Here's the peace march that took place today at about 1 p.m. on State Street in Madison, Wisconsin. This clip shows the whole length of the parade. Note the man at the front, just behind the banners, who is holding a sign that says "Vive Saddam." (It's the third sign from the right.) The entire clip -- which I shot while walking in the opposite direction -- is about 3 minutes long. It includes a large dove puppet and a large papier maché skull.
ADDED: The march reminds James Wigderson of "the sham gunfights I saw in Tombstone, Arizona, to show off for the tourists." Oh, I don't know. If they were just acting the part, they'd have had it together for the chant a little more. The people at the front are all "Bring them home. Now." The middle is just "Peace.
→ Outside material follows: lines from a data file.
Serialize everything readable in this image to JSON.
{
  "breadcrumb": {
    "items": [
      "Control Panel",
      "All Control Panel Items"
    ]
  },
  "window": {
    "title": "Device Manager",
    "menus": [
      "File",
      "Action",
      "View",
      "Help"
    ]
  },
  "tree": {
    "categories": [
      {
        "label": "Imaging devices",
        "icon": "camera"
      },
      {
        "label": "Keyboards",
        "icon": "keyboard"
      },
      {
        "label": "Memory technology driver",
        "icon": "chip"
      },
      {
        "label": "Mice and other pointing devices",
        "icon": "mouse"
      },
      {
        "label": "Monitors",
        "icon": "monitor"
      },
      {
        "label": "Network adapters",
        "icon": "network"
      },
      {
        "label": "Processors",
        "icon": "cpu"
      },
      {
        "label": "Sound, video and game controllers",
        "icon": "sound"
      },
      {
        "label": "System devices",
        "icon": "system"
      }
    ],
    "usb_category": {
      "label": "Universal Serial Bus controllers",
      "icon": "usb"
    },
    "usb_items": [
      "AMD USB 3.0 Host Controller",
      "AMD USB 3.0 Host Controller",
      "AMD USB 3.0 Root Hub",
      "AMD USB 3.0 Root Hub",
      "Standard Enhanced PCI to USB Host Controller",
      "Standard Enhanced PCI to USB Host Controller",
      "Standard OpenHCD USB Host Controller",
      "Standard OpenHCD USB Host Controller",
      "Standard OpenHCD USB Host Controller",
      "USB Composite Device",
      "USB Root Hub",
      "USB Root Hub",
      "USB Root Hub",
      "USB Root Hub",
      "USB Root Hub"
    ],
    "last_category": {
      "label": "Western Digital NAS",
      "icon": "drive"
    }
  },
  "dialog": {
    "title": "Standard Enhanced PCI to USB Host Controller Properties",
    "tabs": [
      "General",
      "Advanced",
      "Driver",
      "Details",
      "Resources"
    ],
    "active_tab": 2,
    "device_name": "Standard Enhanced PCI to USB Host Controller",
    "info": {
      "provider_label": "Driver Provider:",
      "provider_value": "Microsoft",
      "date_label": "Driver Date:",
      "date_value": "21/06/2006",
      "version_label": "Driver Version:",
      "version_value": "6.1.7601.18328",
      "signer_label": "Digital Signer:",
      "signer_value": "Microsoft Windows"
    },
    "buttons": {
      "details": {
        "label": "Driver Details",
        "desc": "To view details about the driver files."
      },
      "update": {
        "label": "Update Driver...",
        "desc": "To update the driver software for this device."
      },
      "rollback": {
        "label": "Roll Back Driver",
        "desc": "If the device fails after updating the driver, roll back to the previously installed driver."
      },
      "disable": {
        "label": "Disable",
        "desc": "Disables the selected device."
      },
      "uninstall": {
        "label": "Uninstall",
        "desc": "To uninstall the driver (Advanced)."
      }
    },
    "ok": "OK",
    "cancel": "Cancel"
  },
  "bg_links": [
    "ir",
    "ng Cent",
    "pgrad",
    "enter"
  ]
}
Now." mixed with "No more war." Behind them is the original chant, shortened to "Bring them home." And did you notice the guy who's marching while talking on his cell phone?
Anyway, let's critique the "Bring them home" chant. It's a chant that made sense for Vietnam, a war for which men were drafted. I very much understand the resistance and shock and desperation that was felt for the young men who were forced to go to Vietnam, feelings that would make many people say, quite simply, "Bring them home." But for Iraq, everyone has volunteered. Everyone who's there made a profound decision to do something. The chant "Bring them home," in that context, seems to be shouting disrespectfully in their face that they made a blunder. There are people who chose to do something and are working very hard to accomplish it. While it is true that our leaders owe them the right decisions about how to win the war, the individuals who volunteered deserve respect for the choices that they made. The chant omits the honoring of that choice.